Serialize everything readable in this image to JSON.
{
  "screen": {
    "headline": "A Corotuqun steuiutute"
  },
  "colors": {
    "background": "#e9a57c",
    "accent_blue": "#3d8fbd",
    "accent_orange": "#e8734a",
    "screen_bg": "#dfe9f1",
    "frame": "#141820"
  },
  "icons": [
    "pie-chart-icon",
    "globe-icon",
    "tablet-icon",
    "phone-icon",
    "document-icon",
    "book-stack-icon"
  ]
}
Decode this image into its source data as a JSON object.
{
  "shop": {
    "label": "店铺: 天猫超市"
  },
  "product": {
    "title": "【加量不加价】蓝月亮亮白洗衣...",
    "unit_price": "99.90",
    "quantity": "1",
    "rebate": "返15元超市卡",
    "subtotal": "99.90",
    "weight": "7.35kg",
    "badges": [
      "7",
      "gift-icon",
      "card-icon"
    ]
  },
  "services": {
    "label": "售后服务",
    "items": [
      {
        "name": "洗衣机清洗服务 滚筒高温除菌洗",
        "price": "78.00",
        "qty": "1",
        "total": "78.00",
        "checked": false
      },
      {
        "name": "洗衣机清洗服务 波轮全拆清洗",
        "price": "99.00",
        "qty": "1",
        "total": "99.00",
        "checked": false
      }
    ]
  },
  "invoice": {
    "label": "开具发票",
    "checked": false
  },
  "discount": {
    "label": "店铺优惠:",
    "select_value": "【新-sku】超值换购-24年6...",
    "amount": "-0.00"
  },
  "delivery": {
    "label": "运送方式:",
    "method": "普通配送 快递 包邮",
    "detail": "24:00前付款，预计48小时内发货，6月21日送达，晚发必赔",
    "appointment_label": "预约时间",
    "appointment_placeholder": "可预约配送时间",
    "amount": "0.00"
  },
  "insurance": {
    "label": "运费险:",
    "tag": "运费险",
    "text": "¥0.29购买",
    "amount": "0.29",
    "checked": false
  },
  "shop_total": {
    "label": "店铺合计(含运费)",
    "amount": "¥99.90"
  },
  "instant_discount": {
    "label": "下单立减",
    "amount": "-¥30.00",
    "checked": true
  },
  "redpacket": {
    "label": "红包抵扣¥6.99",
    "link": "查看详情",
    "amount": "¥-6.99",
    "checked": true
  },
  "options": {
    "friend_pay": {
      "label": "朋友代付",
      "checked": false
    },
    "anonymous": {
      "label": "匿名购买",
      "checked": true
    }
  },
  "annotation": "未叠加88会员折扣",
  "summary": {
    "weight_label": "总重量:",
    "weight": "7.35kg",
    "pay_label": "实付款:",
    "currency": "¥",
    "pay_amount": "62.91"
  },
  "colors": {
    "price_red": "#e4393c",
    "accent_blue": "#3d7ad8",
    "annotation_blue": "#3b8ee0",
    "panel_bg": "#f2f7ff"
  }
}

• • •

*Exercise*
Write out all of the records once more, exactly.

*Task answer*
Serialize everything readable in this image to JSON.
{
  "screen": {
    "headline": "A Corotuqun steuiutute"
  },
  "colors": {
    "background": "#e9a57c",
    "accent_blue": "#3d8fbd",
    "accent_orange": "#e8734a",
    "screen_bg": "#dfe9f1",
    "frame": "#141820"
  },
  "icons": [
    "pie-chart-icon",
    "globe-icon",
    "tablet-icon",
    "phone-icon",
    "document-icon",
    "book-stack-icon"
  ]
}
Decode this image into its source data as a JSON object.
{
  "shop": {
    "label": "店铺: 天猫超市"
  },
  "product": {
    "title": "【加量不加价】蓝月亮亮白洗衣...",
    "unit_price": "99.90",
    "quantity": "1",
    "rebate": "返15元超市卡",
    "subtotal": "99.90",
    "weight": "7.35kg",
    "badges": [
      "7",
      "gift-icon",
      "card-icon"
    ]
  },
  "services": {
    "label": "售后服务",
    "items": [
      {
        "name": "洗衣机清洗服务 滚筒高温除菌洗",
        "price": "78.00",
        "qty": "1",
        "total": "78.00",
        "checked": false
      },
      {
        "name": "洗衣机清洗服务 波轮全拆清洗",
        "price": "99.00",
        "qty": "1",
        "total": "99.00",
        "checked": false
      }
    ]
  },
  "invoice": {
    "label": "开具发票",
    "checked": false
  },
  "discount": {
    "label": "店铺优惠:",
    "select_value": "【新-sku】超值换购-24年6...",
    "amount": "-0.00"
  },
  "delivery": {
    "label": "运送方式:",
    "method": "普通配送 快递 包邮",
    "detail": "24:00前付款，预计48小时内发货，6月21日送达，晚发必赔",
    "appointment_label": "预约时间",
    "appointment_placeholder": "可预约配送时间",
    "amount": "0.00"
  },
  "insurance": {
    "label": "运费险:",
    "tag": "运费险",
    "text": "¥0.29购买",
    "amount": "0.29",
    "checked": false
  },
  "shop_total": {
    "label": "店铺合计(含运费)",
    "amount": "¥99.90"
  },
  "instant_discount": {
    "label": "下单立减",
    "amount": "-¥30.00",
    "checked": true
  },
  "redpacket": {
    "label": "红包抵扣¥6.99",
    "link": "查看详情",
    "amount": "¥-6.99",
    "checked": true
  },
  "options": {
    "friend_pay": {
      "label": "朋友代付",
      "checked": false
    },
    "anonymous": {
      "label": "匿名购买",
      "checked": true
    }
  },
  "annotation": "未叠加88会员折扣",
  "summary": {
    "weight_label": "总重量:",
    "weight": "7.35kg",
    "pay_label": "实付款:",
    "currency": "¥",
    "pay_amount": "62.91"
  },
  "colors": {
    "price_red": "#e4393c",
    "accent_blue": "#3d7ad8",
    "annotation_blue": "#3b8ee0",
    "panel_bg": "#f2f7ff"
  }
}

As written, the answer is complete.